  15. I just realized that I neglected to thank everyone for their kind messages and good wishes - so an extra big Thank You to everyone for your support. When last we left I had completed the raised work area - this opens the door to the next bit of fun which is the rest of the big re-think of the workspace. The first bit of business was to move a shelf and re-purpose it. This was done at the Admiral's insistence, she didn't want the shelf where it was anymore so this worked for both of us. The shelves were open slat design so I laid some shelf liner to protect the wood and to close the gaps. Next up came the installation of wall shelves but in a new position from their previous layout. Then the installation of a small stuff shelf to the right of the work area, similar to the one I had before but a little prettier. This is for stuff like glues, thinners and other regular use small items. Then began the process of unpacking and arranging and re-arranging. Plus assessing what I have, where it is and trying to recall th einventory and so forth. And of course the lighting. I'm using a couple of the old lamps plus an even older lamp which I had stored away for some future purpose. The where of placement will likely evolve as well but the set up as it is seems to work pretty well. And here we come to another stop. Along with the re-think of the set up is also a re-think of how I store and array my working tools and supplies. I realized that I was utilizing old patterns from my previous set up working off the couch in my living room. Given that I am now in a truly different situation it's time for me to change things up, from where and how I store my brushes and paints all the way to the placement of the waste bin. One of the ways in which I took the new set up for a test drive was to disassemble, repair and reassemble a little 3 tier wooden jewelry box I had once used for paint storage and is now returned to that task. As well I am in the process of fabricating a new brush holder and figuring out where I stored all the little bits and pieces of repurposed stuff, not just rigs and jigs but basics like my toothpick container and the 2 part epoxy, lol. So things are going well. Once I have a bit more of the basics nailed down I hope to move the Dame back to her berth and then begins the process of figuring out not only where I was in the rigging but What It All Means once more ... after this much time away from it all my brain can process looking at the Dame is, "Holy cow, lookit all them threads ...."

About us

Modelshipworld - Advancing Ship Modeling through Research

SSL Secured

Your security is important for us so this Website is SSL-Secured

NRG Mailing Address

Nautical Research Guild
237 South Lincoln Street
Westmont IL, 60559-1917

About the NRG

If you enjoy building ship models that are historically accurate as well as beautiful, then The Nautical Research Guild (NRG) is just right for you.

The Guild is a non-profit educational organization whose mission is to “Advance Ship Modeling Through Research”. We provide support to our members in their efforts to raise the quality of their model ships.

The Nautical Research Guild has published our world-renowned quarterly magazine, The Nautical Research Journal, since 1955. The pages of the Journal are full of articles by accomplished ship modelers who show you how they create those exquisite details on their models, and by maritime historians who show you the correct details to build. The Journal is available in both print and digital editions. Go to the NRG web site (www.thenrg.org) to download a complimentary digital copy of the Journal. The NRG also publishes plan sets, books and compilations of back issues of the Journal and the former Ships in Scale and Model Ship Builder magazines.

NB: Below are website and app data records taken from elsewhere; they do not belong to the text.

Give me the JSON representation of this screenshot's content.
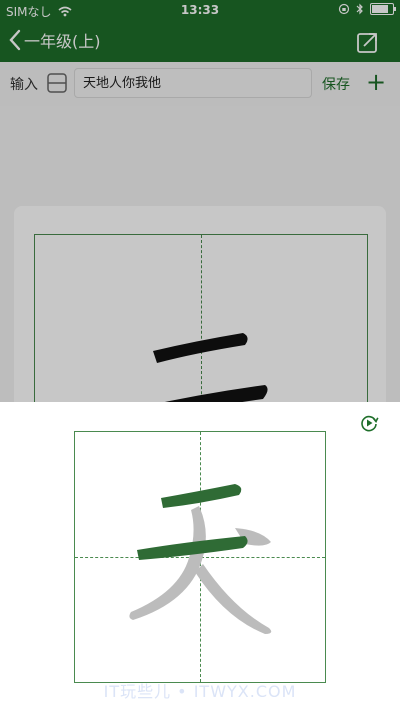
{
  "status_bar": {
    "carrier": "SIMなし",
    "time": "13:33"
  },
  "nav": {
    "back_label": "一年级(上)",
    "accent_color": "#1e6e2a"
  },
  "input_row": {
    "label": "输入",
    "value": "天地人你我他",
    "save_label": "保存",
    "add_label": "+"
  },
  "practice": {
    "current_char": "天",
    "grid_color": "#4a8a4f",
    "stroke_done_color": "#2f6b35",
    "stroke_pending_color": "#bcbcbc"
  },
  "watermark": "IT玩些儿 • ITWYX.COM"
}
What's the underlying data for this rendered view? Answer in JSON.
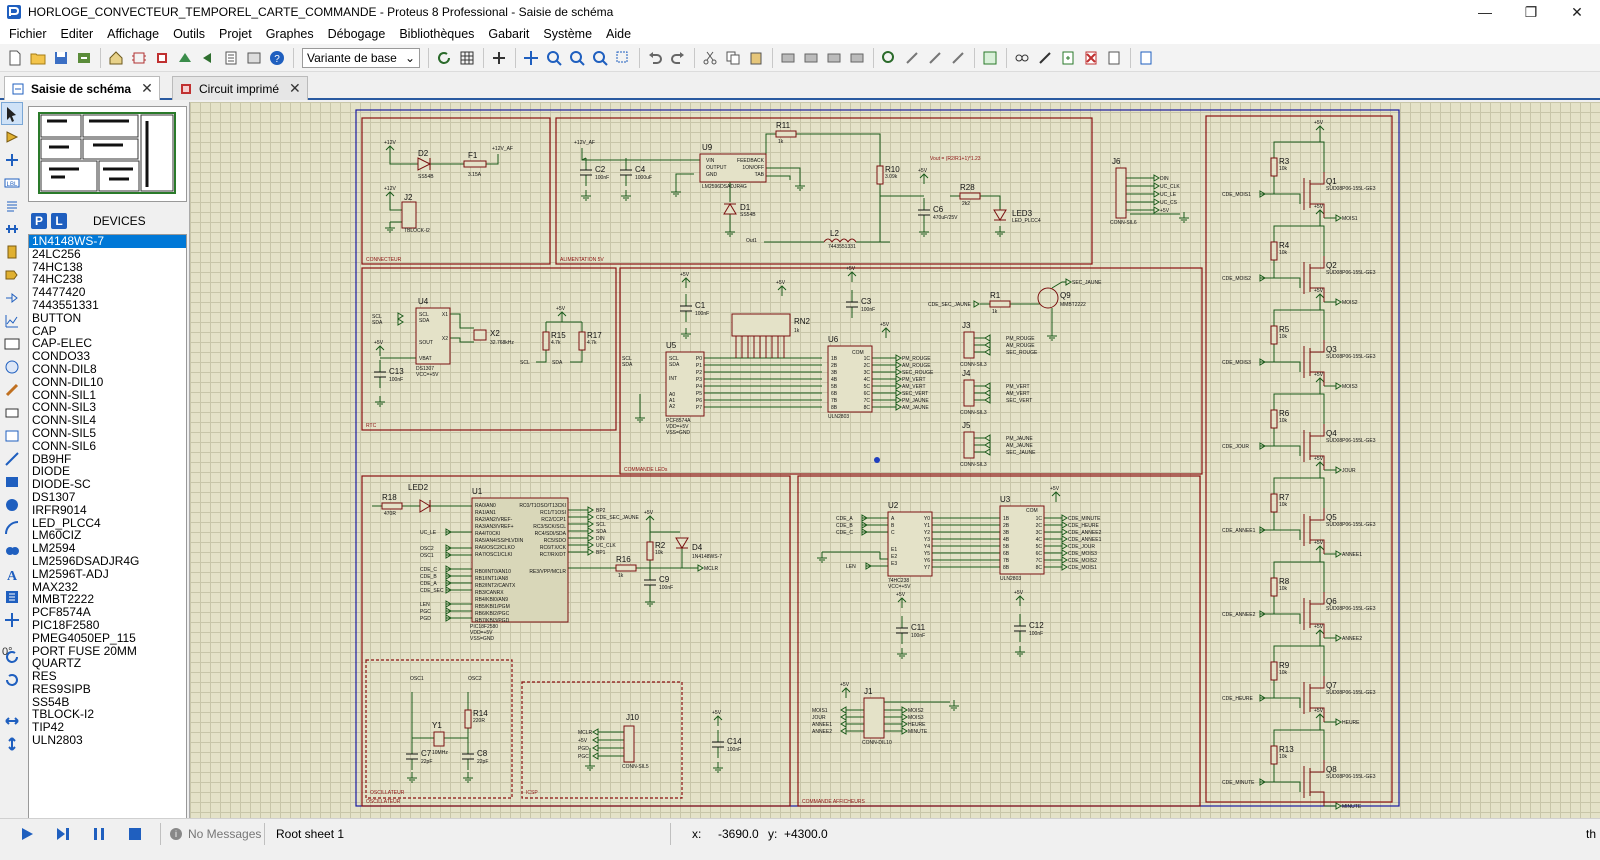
{
  "window": {
    "title": "HORLOGE_CONVECTEUR_TEMPOREL_CARTE_COMMANDE - Proteus 8 Professional - Saisie de schéma",
    "minimize": "—",
    "maximize": "❐",
    "close": "✕"
  },
  "menu": [
    "Fichier",
    "Editer",
    "Affichage",
    "Outils",
    "Projet",
    "Graphes",
    "Débogage",
    "Bibliothèques",
    "Gabarit",
    "Système",
    "Aide"
  ],
  "toolbar": {
    "variant_label": "Variante de base"
  },
  "tabs": [
    {
      "label": "Saisie de schéma",
      "active": true
    },
    {
      "label": "Circuit imprimé",
      "active": false
    }
  ],
  "devices": {
    "p_label": "P",
    "l_label": "L",
    "title": "DEVICES",
    "selected": "1N4148WS-7",
    "items": [
      "1N4148WS-7",
      "24LC256",
      "74HC138",
      "74HC238",
      "74477420",
      "7443551331",
      "BUTTON",
      "CAP",
      "CAP-ELEC",
      "CONDO33",
      "CONN-DIL8",
      "CONN-DIL10",
      "CONN-SIL1",
      "CONN-SIL3",
      "CONN-SIL4",
      "CONN-SIL5",
      "CONN-SIL6",
      "DB9HF",
      "DIODE",
      "DIODE-SC",
      "DS1307",
      "IRFR9014",
      "LED_PLCC4",
      "LM60CIZ",
      "LM2594",
      "LM2596DSADJR4G",
      "LM2596T-ADJ",
      "MAX232",
      "MMBT2222",
      "PCF8574A",
      "PIC18F2580",
      "PMEG4050EP_115",
      "PORT FUSE 20MM",
      "QUARTZ",
      "RES",
      "RES9SIPB",
      "SS54B",
      "TBLOCK-I2",
      "TIP42",
      "ULN2803"
    ]
  },
  "left_tools": {
    "angle": "0°"
  },
  "schematic": {
    "blocks": [
      "CONNECTEUR",
      "ALIMENTATION 5V",
      "RTC",
      "COMMANDE LEDs",
      "OSCILLATEUR",
      "ICSP",
      "COMMANDE AFFICHEURS"
    ],
    "formula": "Vout = (R2/R1+1)*1.23",
    "components": {
      "D2": "D2",
      "D2_val": "SS54B",
      "F1": "F1",
      "F1_val": "3.15A",
      "J2": "J2",
      "J2_val": "TBLOCK-I2",
      "p12v_a": "+12V",
      "p12v_b": "+12V",
      "p12vaf": "+12V_AF",
      "p12vaf2": "+12V_AF",
      "U9": "U9",
      "U9_val": "LM2596DSADJR4G",
      "U9_vin": "VIN",
      "U9_out": "OUTPUT",
      "U9_gnd": "GND",
      "U9_fb": "FEEDBACK",
      "U9_on": "1ON/OFF",
      "U9_tab": "TAB",
      "C2": "C2",
      "C2_val": "100nF",
      "C4": "C4",
      "C4_val": "1000uF",
      "R11": "R11",
      "R11_val": "1k",
      "R10": "R10",
      "R10_val": "3.09k",
      "D1": "D1",
      "D1_val": "SS54B",
      "L2": "L2",
      "L2_val": "7443551331",
      "C6": "C6",
      "C6_val": "470uF/25V",
      "R28": "R28",
      "R28_val": "2k2",
      "LED3": "LED3",
      "LED3_val": "LED_PLCC4",
      "out1": "Out1",
      "p5v": "+5V",
      "J6": "J6",
      "J6_val": "CONN-SIL6",
      "J6_pins": [
        "DIN",
        "UC_CLK",
        "UC_LE",
        "UC_CS",
        "+5V"
      ],
      "U4": "U4",
      "U4_val": "DS1307",
      "U4_vcc": "VCC=+5V",
      "U4_pins_l": [
        "SCL",
        "SDA",
        "SOUT",
        "VBAT"
      ],
      "U4_pins_r": [
        "X1",
        "X2"
      ],
      "X2": "X2",
      "X2_val": "32.768kHz",
      "R15": "R15",
      "R15_val": "4.7k",
      "R17": "R17",
      "R17_val": "4.7k",
      "C13": "C13",
      "C13_val": "100nF",
      "scl": "SCL",
      "sda": "SDA",
      "U5": "U5",
      "U5_val": "PCF8574A",
      "U5_vdd": "VDD=+5V",
      "U5_vss": "VSS=GND",
      "C1": "C1",
      "C1_val": "100nF",
      "RN2": "RN2",
      "RN2_val": "1k",
      "C3": "C3",
      "C3_val": "100nF",
      "U6": "U6",
      "U6_val": "ULN2803",
      "U6_com": "COM",
      "R1": "R1",
      "R1_val": "1k",
      "Q9": "Q9",
      "Q9_val": "MMBT2222",
      "cde_sec_jaune": "CDE_SEC_JAUNE",
      "sec_jaune": "SEC_JAUNE",
      "J3": "J3",
      "J4": "J4",
      "J5": "J5",
      "conn_sil3": "CONN-SIL3",
      "leds_out": [
        "PM_ROUGE",
        "AM_ROUGE",
        "SEC_ROUGE",
        "PM_VERT",
        "AM_VERT",
        "SEC_VERT",
        "PM_JAUNE",
        "AM_JAUNE"
      ],
      "J3_pins": [
        "PM_ROUGE",
        "AM_ROUGE",
        "SEC_ROUGE"
      ],
      "J4_pins": [
        "PM_VERT",
        "AM_VERT",
        "SEC_VERT"
      ],
      "J5_pins": [
        "PM_JAUNE",
        "AM_JAUNE",
        "SEC_JAUNE"
      ],
      "R18": "R18",
      "R18_val": "470R",
      "LED2": "LED2",
      "U1": "U1",
      "U1_val": "PIC18F2580",
      "U1_vdd": "VDD=+5V",
      "U1_vss": "VSS=GND",
      "U1_pins_l": [
        "RA0/AN0",
        "RA1/AN1",
        "RA2/AN2/VREF-",
        "RA3/AN3/VREF+",
        "RA4/T0CKI",
        "RA5/AN4/SS/HLVDIN",
        "RA6/OSC2/CLKO",
        "RA7/OSC1/CLKI",
        "RB0/INT0/AN10",
        "RB1/INT1/AN8",
        "RB2/INT2/CANTX",
        "RB3/CANRX",
        "RB4/KBI0/AN9",
        "RB5/KBI1/PGM",
        "RB6/KBI2/PGC",
        "RB7/KBI3/PGD"
      ],
      "U1_pins_r": [
        "RC0/T1OSO/T13CKI",
        "RC1/T1OSI",
        "RC2/CCP1",
        "RC3/SCK/SCL",
        "RC4/SDI/SDA",
        "RC5/SDO",
        "RC6/TX/CK",
        "RC7/RX/DT",
        "RE3/VPP/MCLR"
      ],
      "U1_nets_l": [
        "LED",
        "UC_LE",
        "OSC2",
        "OSC1",
        "CDE_C",
        "CDE_B",
        "CDE_A",
        "CDE_SEC",
        "LEN",
        "PGC",
        "PGD"
      ],
      "U1_nets_r": [
        "BP2",
        "CDE_SEC_JAUNE",
        "SCL",
        "SDA",
        "DIN",
        "UC_CLK",
        "BP1"
      ],
      "R2": "R2",
      "R2_val": "10k",
      "D4": "D4",
      "D4_val": "1N4148WS-7",
      "R16": "R16",
      "R16_val": "1k",
      "C9": "C9",
      "C9_val": "100nF",
      "mclr": "MCLR",
      "osc1": "OSC1",
      "osc2": "OSC2",
      "Y1": "Y1",
      "Y1_val": "10MHz",
      "R14": "R14",
      "R14_val": "220R",
      "C7": "C7",
      "C7_val": "22pF",
      "C8": "C8",
      "C8_val": "22pF",
      "J10": "J10",
      "J10_val": "CONN-SIL5",
      "J10_pins": [
        "MCLR",
        "+5V",
        "PGD",
        "PGC"
      ],
      "C14": "C14",
      "C14_val": "100nF",
      "U2": "U2",
      "U2_val": "74HC238",
      "U2_vcc": "VCC=+5V",
      "U2_pins": [
        "A",
        "B",
        "C",
        "E1",
        "E2",
        "E3"
      ],
      "U2_out": [
        "Y0",
        "Y1",
        "Y2",
        "Y3",
        "Y4",
        "Y5",
        "Y6",
        "Y7"
      ],
      "U2_nets": [
        "CDE_A",
        "CDE_B",
        "CDE_C",
        "LEN"
      ],
      "U3": "U3",
      "U3_val": "ULN2803",
      "U3_nets": [
        "CDE_MINUTE",
        "CDE_HEURE",
        "CDE_ANNEE2",
        "CDE_ANNEE1",
        "CDE_JOUR",
        "CDE_MOIS3",
        "CDE_MOIS2",
        "CDE_MOIS1"
      ],
      "C11": "C11",
      "C11_val": "100nF",
      "C12": "C12",
      "C12_val": "100nF",
      "J1": "J1",
      "J1_val": "CONN-DIL10",
      "J1_l": [
        "MOIS1",
        "JOUR",
        "ANNEE1",
        "ANNEE2"
      ],
      "J1_r": [
        "MOIS2",
        "MOIS3",
        "HEURE",
        "MINUTE"
      ],
      "mosfet_val": "SUD08P06-155L-GE3",
      "right_r": [
        "R3",
        "R4",
        "R5",
        "R6",
        "R7",
        "R8",
        "R9",
        "R13"
      ],
      "right_q": [
        "Q1",
        "Q2",
        "Q3",
        "Q4",
        "Q5",
        "Q6",
        "Q7",
        "Q8"
      ],
      "right_cde": [
        "CDE_MOIS1",
        "CDE_MOIS2",
        "CDE_MOIS3",
        "CDE_JOUR",
        "CDE_ANNEE1",
        "CDE_ANNEE2",
        "CDE_HEURE",
        "CDE_MINUTE"
      ],
      "right_out": [
        "MOIS1",
        "MOIS2",
        "MOIS3",
        "JOUR",
        "ANNEE1",
        "ANNEE2",
        "HEURE",
        "MINUTE"
      ],
      "r10k": "10k"
    }
  },
  "status": {
    "messages": "No Messages",
    "sheet": "Root sheet 1",
    "x_label": "x:",
    "x_value": "-3690.0",
    "y_label": "y:",
    "y_value": "+4300.0",
    "units": "th"
  }
}
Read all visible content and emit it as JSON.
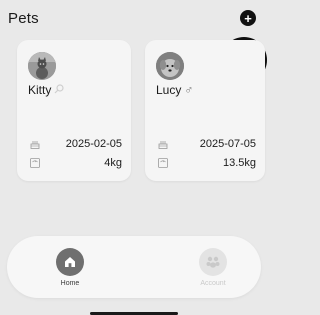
{
  "header": {
    "title": "Pets",
    "add_icon": "plus-circle-icon"
  },
  "pets": [
    {
      "name": "Kitty",
      "gender_icon": "magnifier-icon",
      "avatar": "cat-photo",
      "birth_date": "2025-02-05",
      "weight": "4kg"
    },
    {
      "name": "Lucy",
      "gender_symbol": "♂",
      "avatar": "dog-photo",
      "birth_date": "2025-07-05",
      "weight": "13.5kg"
    }
  ],
  "tabbar": {
    "home_label": "Home",
    "account_label": "Account"
  },
  "colors": {
    "background": "#e9e9e9",
    "card": "#f5f5f5",
    "accent": "#111111"
  }
}
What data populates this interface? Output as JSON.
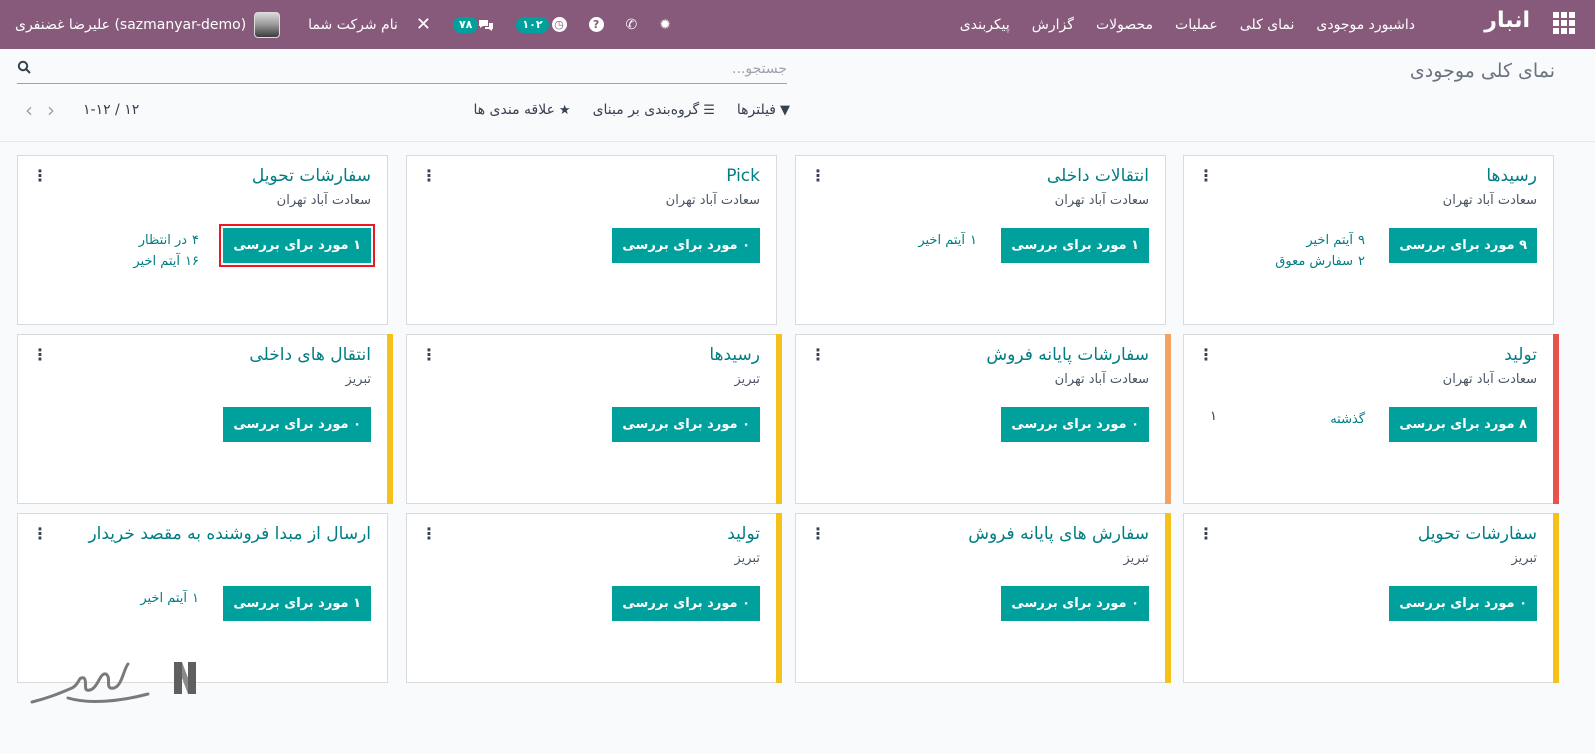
{
  "navbar": {
    "app_name": "انبار",
    "menu": [
      "داشبورد موجودی",
      "نمای کلی",
      "عملیات",
      "محصولات",
      "گزارش",
      "پیکربندی"
    ],
    "user_name": "علیرضا غضنفری (sazmanyar-demo)",
    "company": "نام شرکت شما",
    "chat_count": "۷۸",
    "activity_count": "۱۰۲",
    "bg_color": "#875a7b"
  },
  "control_panel": {
    "title": "نمای کلی موجودی",
    "search_placeholder": "جستجو...",
    "filters_label": "فیلترها",
    "groupby_label": "گروه‌بندی بر مبنای",
    "favorites_label": "علاقه مندی ها",
    "pager": "۱-۱۲ / ۱۲"
  },
  "cards": [
    {
      "title": "رسیدها",
      "subtitle": "سعادت آباد تهران",
      "button": "۹ مورد برای بررسی",
      "stats": [
        [
          "۹",
          "آیتم اخیر"
        ],
        [
          "۲",
          "سفارش معوق"
        ]
      ],
      "strip": ""
    },
    {
      "title": "انتقالات داخلی",
      "subtitle": "سعادت آباد تهران",
      "button": "۱ مورد برای بررسی",
      "stats": [
        [
          "۱",
          "آیتم اخیر"
        ]
      ],
      "strip": ""
    },
    {
      "title": "Pick",
      "subtitle": "سعادت آباد تهران",
      "button": "۰ مورد برای بررسی",
      "stats": [],
      "strip": ""
    },
    {
      "title": "سفارشات تحویل",
      "subtitle": "سعادت آباد تهران",
      "button": "۱ مورد برای بررسی",
      "stats": [
        [
          "۴",
          "در انتظار"
        ],
        [
          "۱۶",
          "آیتم اخیر"
        ]
      ],
      "strip": "",
      "highlight": true
    },
    {
      "title": "تولید",
      "subtitle": "سعادت آباد تهران",
      "button": "۸ مورد برای بررسی",
      "late_label": "گذشته",
      "late_count": "۱",
      "stats": [],
      "strip": "#e8524a"
    },
    {
      "title": "سفارشات پایانه فروش",
      "subtitle": "سعادت آباد تهران",
      "button": "۰ مورد برای بررسی",
      "stats": [],
      "strip": "#f4a261"
    },
    {
      "title": "رسیدها",
      "subtitle": "تبریز",
      "button": "۰ مورد برای بررسی",
      "stats": [],
      "strip": "#f4c21b"
    },
    {
      "title": "انتقال های داخلی",
      "subtitle": "تبریز",
      "button": "۰ مورد برای بررسی",
      "stats": [],
      "strip": "#f4c21b"
    },
    {
      "title": "سفارشات تحویل",
      "subtitle": "تبریز",
      "button": "۰ مورد برای بررسی",
      "stats": [],
      "strip": "#f4c21b"
    },
    {
      "title": "سفارش های پایانه فروش",
      "subtitle": "تبریز",
      "button": "۰ مورد برای بررسی",
      "stats": [],
      "strip": "#f4c21b"
    },
    {
      "title": "تولید",
      "subtitle": "تبریز",
      "button": "۰ مورد برای بررسی",
      "stats": [],
      "strip": "#f4c21b"
    },
    {
      "title": "ارسال از مبدا فروشنده به مقصد خریدار",
      "subtitle": "",
      "button": "۱ مورد برای بررسی",
      "stats": [
        [
          "۱",
          "آیتم اخیر"
        ]
      ],
      "strip": ""
    }
  ],
  "colors": {
    "accent": "#00a09d",
    "title": "#017e84",
    "highlight": "#e81a24"
  }
}
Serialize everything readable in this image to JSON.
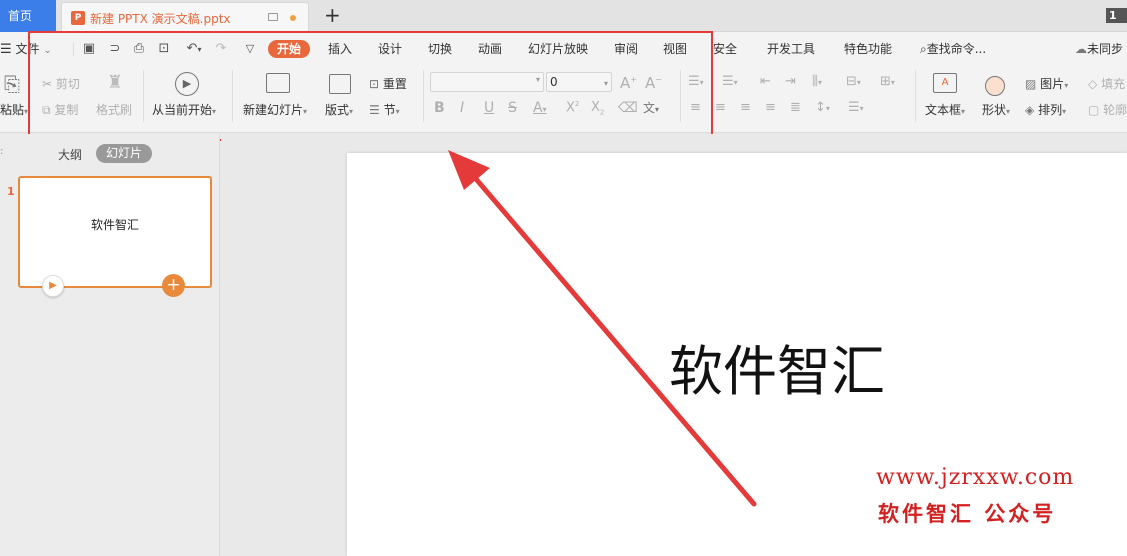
{
  "tabs": {
    "home": "首页",
    "document": "新建 PPTX 演示文稿.pptx",
    "page_badge": "1"
  },
  "menu": {
    "file": "文件",
    "items": [
      "开始",
      "插入",
      "设计",
      "切换",
      "动画",
      "幻灯片放映",
      "审阅",
      "视图",
      "安全",
      "开发工具",
      "特色功能"
    ],
    "search": "查找命令...",
    "sync": "未同步"
  },
  "ribbon": {
    "paste": "粘贴",
    "cut": "剪切",
    "copy": "复制",
    "format_painter": "格式刷",
    "from_current": "从当前开始",
    "new_slide": "新建幻灯片",
    "layout": "版式",
    "reset": "重置",
    "section": "节",
    "font_size": "0",
    "font_name": "",
    "textbox": "文本框",
    "shape": "形状",
    "picture": "图片",
    "arrange": "排列",
    "fill": "填充",
    "outline": "轮廓"
  },
  "panel": {
    "outline_tab": "大纲",
    "slides_tab": "幻灯片",
    "slide_number": "1",
    "thumb_title": "软件智汇"
  },
  "slide": {
    "title": "软件智汇"
  },
  "watermark": {
    "url": "www.jzrxxw.com",
    "brand": "软件智汇 公众号"
  },
  "colors": {
    "accent": "#e8673c",
    "home_tab": "#3c7ee9",
    "annotation": "#e53a3a"
  }
}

Our Emblem

Modelshipworld - Advancing Ship Modeling through Research
  • Create New...